  1. Such a great post! Gave up paying MS tax after Vista debacle. Currently run 40+ distros as VMs. Some BSD, and Solaris as well.Own and operate It ain't much but it's mine.

  2. I love Linux but I also lack the patience to 'learn' all about it. I use Ubuntu, Lubuntu and Mint KDE. Something happened to my Mint install and I fixed it as I also do things via the terminal but that's the beauty of Linux. There is a distro for every user. One of the cool things about Ubuntu is that it is so simple and automated. I like Fedora as well. I had a similar conversation with a experienced Linux user who hated Ubuntu and the more automated Linux distros. He felt they were too easy. The height of sophistication is simplicity was my reply.
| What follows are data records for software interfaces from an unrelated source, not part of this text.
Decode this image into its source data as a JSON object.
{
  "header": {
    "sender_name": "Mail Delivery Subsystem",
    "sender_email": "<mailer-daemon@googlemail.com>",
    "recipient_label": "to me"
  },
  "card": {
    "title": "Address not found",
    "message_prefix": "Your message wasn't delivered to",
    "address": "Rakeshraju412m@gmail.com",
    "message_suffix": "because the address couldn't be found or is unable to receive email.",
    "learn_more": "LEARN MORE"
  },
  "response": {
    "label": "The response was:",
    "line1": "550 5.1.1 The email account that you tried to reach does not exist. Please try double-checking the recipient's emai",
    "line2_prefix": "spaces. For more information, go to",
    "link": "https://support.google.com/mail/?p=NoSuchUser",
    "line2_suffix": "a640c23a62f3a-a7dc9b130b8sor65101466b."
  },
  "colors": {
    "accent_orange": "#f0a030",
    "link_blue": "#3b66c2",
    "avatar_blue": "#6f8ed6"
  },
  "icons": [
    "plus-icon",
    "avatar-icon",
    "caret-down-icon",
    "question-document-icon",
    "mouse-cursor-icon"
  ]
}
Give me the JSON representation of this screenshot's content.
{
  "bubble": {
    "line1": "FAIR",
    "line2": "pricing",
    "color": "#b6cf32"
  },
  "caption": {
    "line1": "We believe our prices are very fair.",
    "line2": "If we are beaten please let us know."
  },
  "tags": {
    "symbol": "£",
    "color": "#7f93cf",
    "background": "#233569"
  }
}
    I don't feel I should know all about how my car works to drive it nor should I need a IT degree to use Linux. Those who want to learn all about Linux should. I want to be able to use my computer to do work not to have to spend hours to get it to work.

  3. @ Confused by Linux I think Jayson pointed it out pretty clearly "... My advice to someone wanting to *use* Linux? Download one of the top-5 distros, load it up and compute away.. "
    He did not insinuate that you need to "Learn how your car works, to use it" but that if you want to learn linux, you have to get you hands dirty with the configurations, you have to ask for help and you should help others, that is how you *learn* Linux

  4. I recommend revising this post regarding Debian.

    Debian's installer asks a few more questions than Ubuntu, say, but at least since Debian the install has been something that novice users can do by clicking the next button a bunch of times.

    The only area where I think Debian has some difficulty over things like Ubuntu and Mint is installing codecs and some hardware drivers. It's not hard by any means, it's just not automatic/done for you. Unfortunately, this hasn't stopped bloggers and other tech writers who may not be familiar with Debian from saying it's "advanced" or "user unfriendly."

    (P.S. I think that because Debian ships upstream versions of all its software, more or less, it is much easier to use than, say, Mint. I trust the expects at GNOME to make a better user experience than the Mint developers.)

  5. I agree - I don't think Debian is hard...neither is Slackware or Arch - as I said in the post - just less automatic. You will learn more setting up a Debian system just the way you want it than you will simply installing a LiveCD and running along.

  6. Thanks for the motivating and clear beginner tasklist at the end of the article. For about 2 years now I've been using Ubuntu and for this summer I was planning on configuring a Fedora desktop. After reading this I might as well give any of the 'harder' distros a go.

  7. Isnt RHEL also a lot of config but comes with an auto config on the side? Wouldn't it be a good idea to just stick to redhat? I like Slackware but the creator Patrick is a 1 man show and I don't think its being too focused on. Maybe its just that Slackware is more BSD like that you prefer over the Sys V type linux for learning? I definitely would like to learn the inner workings of Linux better but I just don't understand why that can't be done on Redhat terminal?

  8. thanks a lot, you really point out the way !

  9. Hi Jayson, just have to say, you've made an excellent post. I've been a Slacker since late 1993, and I've played with every major distro out there, and always relaxed and breathed right once I go back to Slackware. The one point I wish people understood better was what you drove home - that with Slackware, you live the operating system. It's like learning a foreign language by Rosetta Stone or community college vs. living in the culture. And you're dead on about you're approach to learning the OS by using it full time. Regardless of OS, this is excellent advice. Just persisting is a triumph some days.

  10. Awesome, I've wanted to start with linux for ages! However, I only have a MacBook Air (2011) and none of the distributions I've seen like that D: as a student I can't really afford a desktop pc. Is there anything you can recommend?